For each of the following factors that can influence the incidence of TSWV or fungal disease, identify the option that best describes the situation for an individual field. An option must be selected for each risk factor, unless the information is “unknown.” A score of “0” for any variable does not imply “no risk,” but that this practice does not increase the risk of disease as compared to the alternative. Add the numbers associated with each choice to obtain an overall risk index value. Compare that number to the risk scale provided and identify the projected level of risk.
Planting ‘Windows’ to Attain Low Risk for Spotted Wilt

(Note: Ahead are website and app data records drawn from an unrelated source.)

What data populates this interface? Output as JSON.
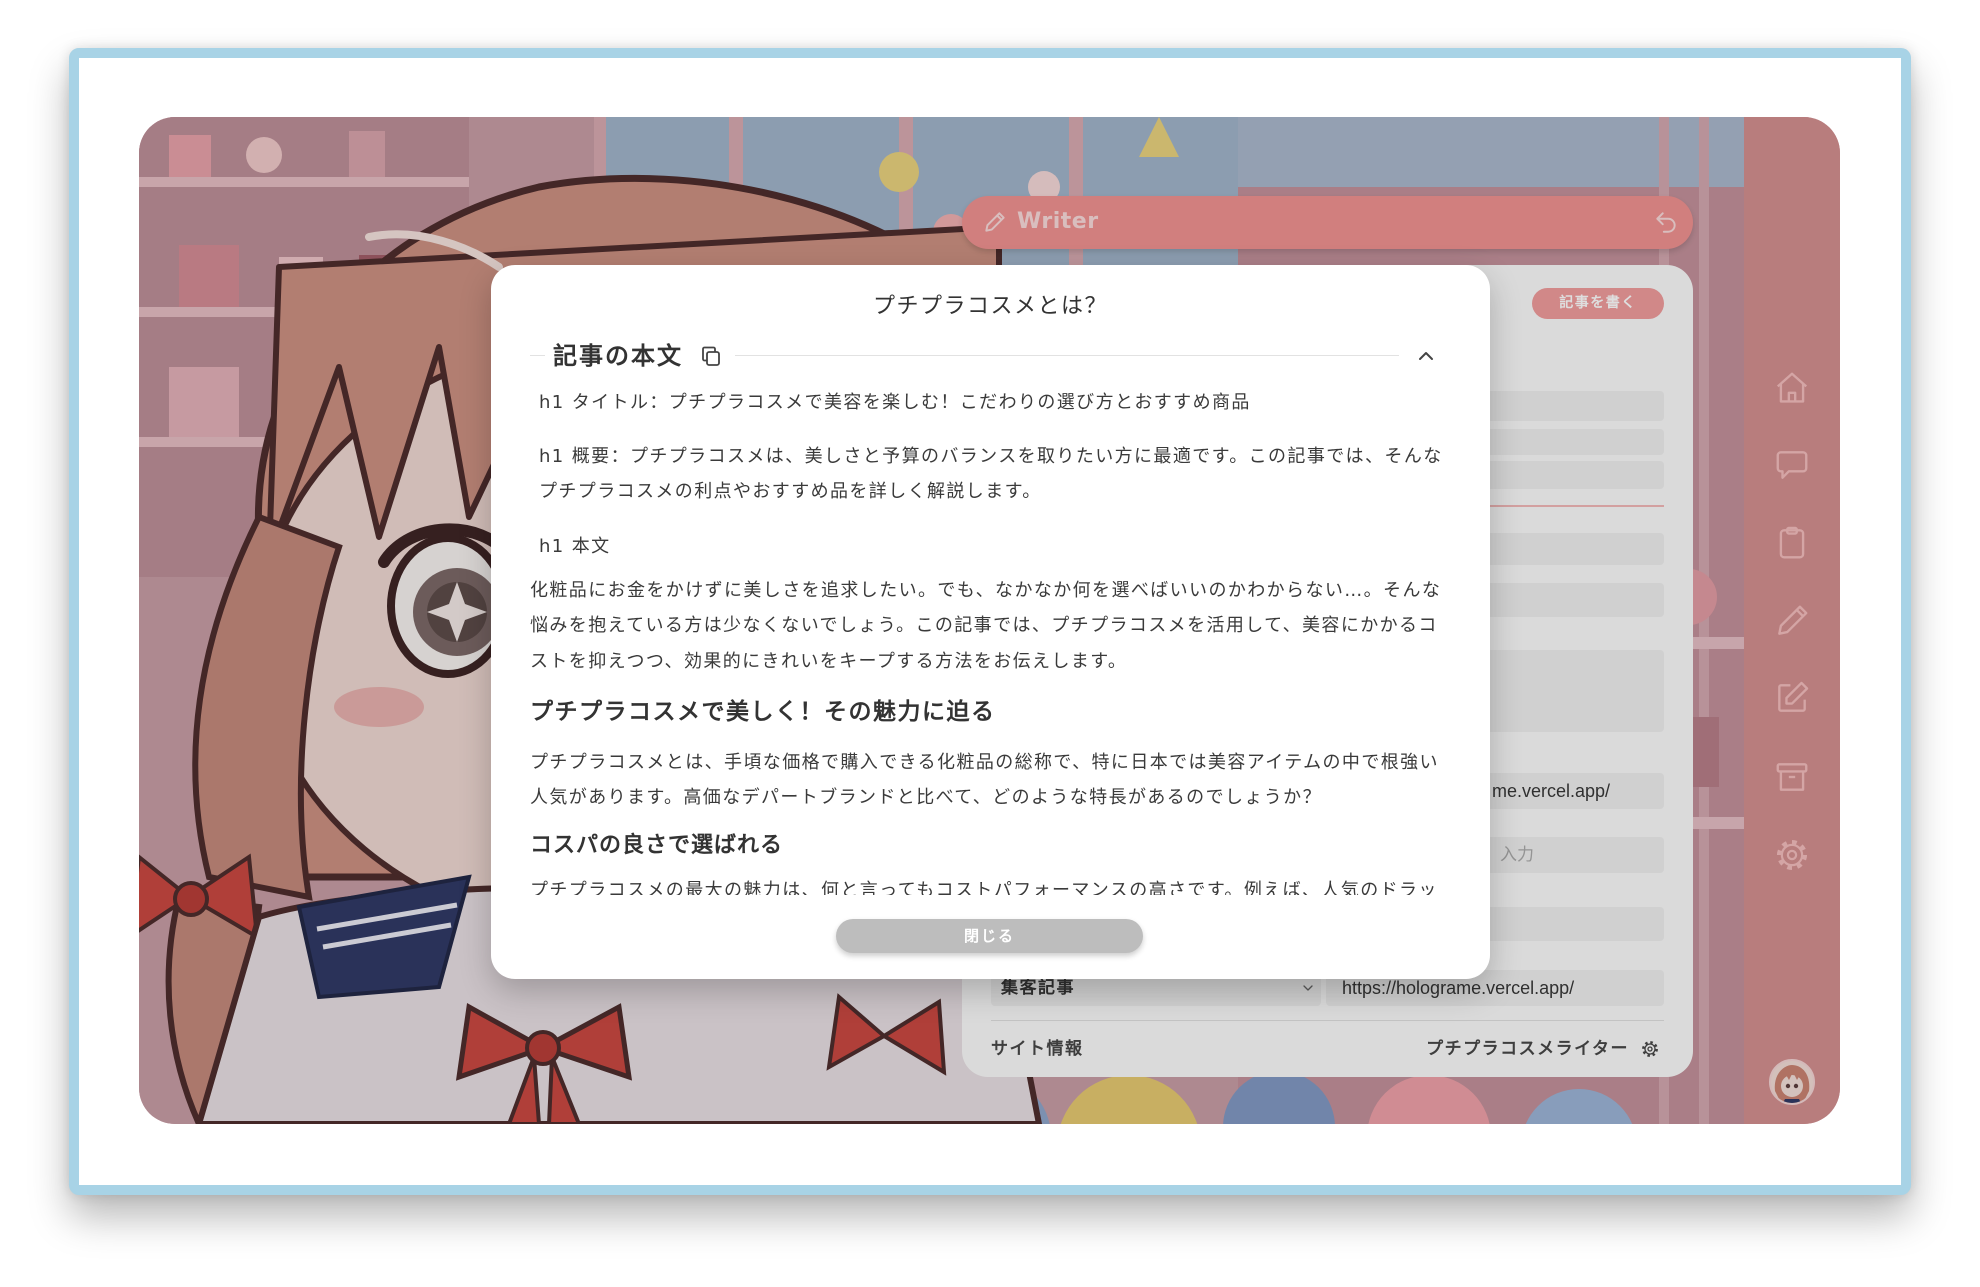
{
  "header": {
    "title": "Writer",
    "left_icon": "pencil-icon",
    "right_icon": "undo-icon"
  },
  "card": {
    "write_button": "記事を書く",
    "url_field_visible": "me.vercel.app/",
    "input_placeholder_visible": "入力",
    "article_type_select": "集客記事",
    "site_url": "https://holograme.vercel.app/",
    "footer_left": "サイト情報",
    "footer_right": "プチプラコスメライター",
    "footer_icon": "gear-icon"
  },
  "sidebar": {
    "items": [
      {
        "icon": "home-icon"
      },
      {
        "icon": "chat-icon"
      },
      {
        "icon": "clipboard-icon"
      },
      {
        "icon": "pencil-icon"
      },
      {
        "icon": "edit-icon"
      },
      {
        "icon": "archive-icon"
      },
      {
        "icon": "gear-icon"
      }
    ],
    "avatar": "user-avatar"
  },
  "modal": {
    "title": "プチプラコスメとは？",
    "section_title": "記事の本文",
    "section_icons": [
      "copy-icon",
      "chevron-up-icon"
    ],
    "body": {
      "h1_title": "h1 タイトル：プチプラコスメで美容を楽しむ！こだわりの選び方とおすすめ商品",
      "summary_lines": [
        "h1 概要：プチプラコスメは、美しさと予算のバランスを取りたい方に最適です。この記事では、そんな",
        "プチプラコスメの利点やおすすめ品を詳しく解説します。"
      ],
      "body_label": "h1 本文",
      "intro_lines": [
        "化粧品にお金をかけずに美しさを追求したい。でも、なかなか何を選べばいいのかわからない…。そんな",
        "悩みを抱えている方は少なくないでしょう。この記事では、プチプラコスメを活用して、美容にかかるコ",
        "ストを抑えつつ、効果的にきれいをキープする方法をお伝えします。"
      ],
      "h2": "プチプラコスメで美しく！その魅力に迫る",
      "h2_lines": [
        "プチプラコスメとは、手頃な価格で購入できる化粧品の総称で、特に日本では美容アイテムの中で根強い",
        "人気があります。高価なデパートブランドと比べて、どのような特長があるのでしょうか？"
      ],
      "h3": "コスパの良さで選ばれる",
      "h3_lines": [
        "プチプラコスメの最大の魅力は、何と言ってもコストパフォーマンスの高さです。例えば、人気のドラッ"
      ]
    },
    "close_button": "閉じる"
  },
  "colors": {
    "accent": "#f0908f",
    "sidebar": "#d38d8d",
    "frame_border": "#a8d3e6",
    "close_button": "#bdbdbd",
    "modal_background": "#ffffff"
  }
}
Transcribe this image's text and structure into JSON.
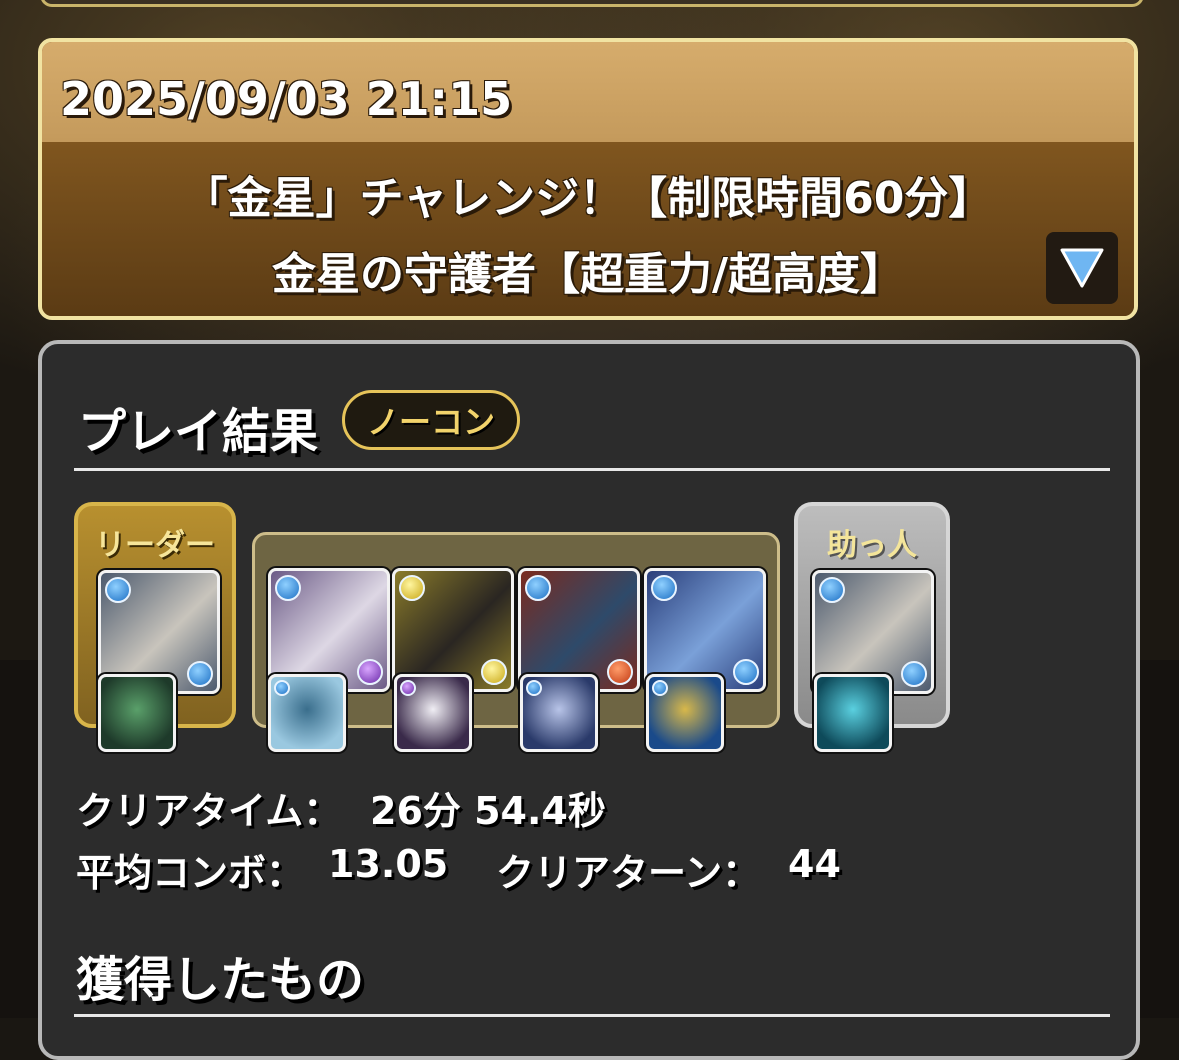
{
  "header": {
    "datetime": "2025/09/03 21:15",
    "title_line1": "「金星」チャレンジ！【制限時間60分】",
    "title_line2": "金星の守護者【超重力/超高度】",
    "expand_icon": "triangle-down-icon"
  },
  "result": {
    "section_title": "プレイ結果",
    "badge": "ノーコン",
    "leader_label": "リーダー",
    "helper_label": "助っ人",
    "team": [
      {
        "slot": "leader",
        "attribute": "water",
        "sub_attribute": "water",
        "colors": [
          "#4c5a6e",
          "#c8c4bc"
        ]
      },
      {
        "slot": "sub1",
        "attribute": "water",
        "sub_attribute": "dark",
        "colors": [
          "#6b5a86",
          "#ddd7e4"
        ]
      },
      {
        "slot": "sub2",
        "attribute": "light",
        "sub_attribute": "light",
        "colors": [
          "#8a7b2a",
          "#2a2622"
        ]
      },
      {
        "slot": "sub3",
        "attribute": "water",
        "sub_attribute": "fire",
        "colors": [
          "#7a2a1e",
          "#2e4a6a"
        ]
      },
      {
        "slot": "sub4",
        "attribute": "water",
        "sub_attribute": "water",
        "colors": [
          "#2a3e7a",
          "#7aa0d8"
        ]
      },
      {
        "slot": "helper",
        "attribute": "water",
        "sub_attribute": "water",
        "colors": [
          "#4c5a6e",
          "#c8c4bc"
        ]
      }
    ],
    "assists": [
      {
        "attribute": "none",
        "colors": [
          "#1e3a2a",
          "#5aa06a"
        ]
      },
      {
        "attribute": "water",
        "colors": [
          "#9ac8e0",
          "#3a6e8c"
        ]
      },
      {
        "attribute": "dark",
        "colors": [
          "#3a2a4a",
          "#f0eef4"
        ]
      },
      {
        "attribute": "water",
        "colors": [
          "#2a3a6a",
          "#b8c4e8"
        ]
      },
      {
        "attribute": "water",
        "colors": [
          "#1a4a8a",
          "#d8b84a"
        ]
      },
      {
        "attribute": "none",
        "colors": [
          "#0e4a5a",
          "#5ad0e0"
        ]
      }
    ],
    "clear_time_label": "クリアタイム：",
    "clear_time_value": "26分 54.4秒",
    "avg_combo_label": "平均コンボ：",
    "avg_combo_value": "13.05",
    "clear_turn_label": "クリアターン：",
    "clear_turn_value": "44",
    "obtained_title": "獲得したもの"
  }
}
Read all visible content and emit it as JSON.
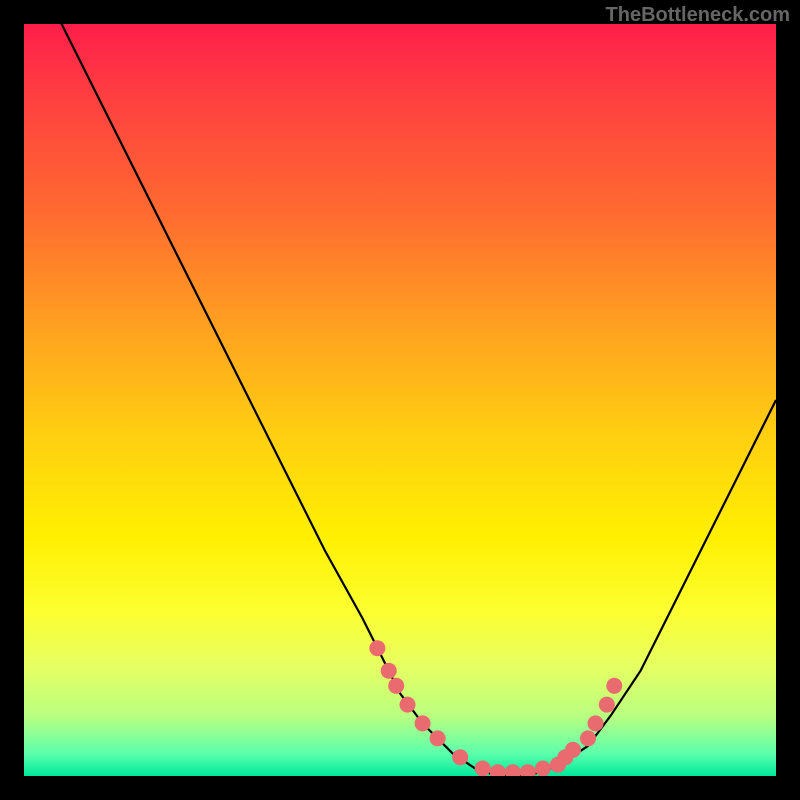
{
  "watermark": "TheBottleneck.com",
  "chart_data": {
    "type": "line",
    "title": "",
    "xlabel": "",
    "ylabel": "",
    "xlim": [
      0,
      100
    ],
    "ylim": [
      0,
      100
    ],
    "series": [
      {
        "name": "curve",
        "x": [
          5,
          10,
          15,
          20,
          25,
          30,
          35,
          40,
          45,
          48,
          50,
          53,
          57,
          60,
          63,
          67,
          70,
          72,
          75,
          78,
          82,
          86,
          90,
          95,
          100
        ],
        "y": [
          100,
          90,
          80,
          70,
          60,
          50,
          40,
          30,
          21,
          15,
          11,
          7,
          3,
          1,
          0,
          0,
          1,
          2,
          4,
          8,
          14,
          22,
          30,
          40,
          50
        ]
      }
    ],
    "markers": {
      "name": "points",
      "x": [
        47,
        48.5,
        49.5,
        51,
        53,
        55,
        58,
        61,
        63,
        65,
        67,
        69,
        71,
        72,
        73,
        75,
        76,
        77.5,
        78.5
      ],
      "y": [
        17,
        14,
        12,
        9.5,
        7,
        5,
        2.5,
        1,
        0.5,
        0.5,
        0.5,
        1,
        1.5,
        2.5,
        3.5,
        5,
        7,
        9.5,
        12
      ]
    },
    "gradient_stops": [
      {
        "pos": 0,
        "color": "#ff1e4b"
      },
      {
        "pos": 25,
        "color": "#ff6a30"
      },
      {
        "pos": 55,
        "color": "#ffd010"
      },
      {
        "pos": 78,
        "color": "#fcff30"
      },
      {
        "pos": 100,
        "color": "#00e89c"
      }
    ]
  }
}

If planting date were the only factor affecting spotted wilt severity, growers would have no flexibility in when they planted. Fortunately, other factors are involved and by choosing other low-risk options, growers can expand their planting date window. Remember, the goal is to have a total risk index value of 65 or less, regardless of which combination of production practices works best for you. The following table demonstrates how the planting date window expands as other risk factors go down. For example, where a grower achieves a good stand, uses strip tillage and twin rows, and Thimet, but does not use Classic, he may plant a “10” or “15” point variety at ANY time in the season and still be at “Low” risk for spotted wilt.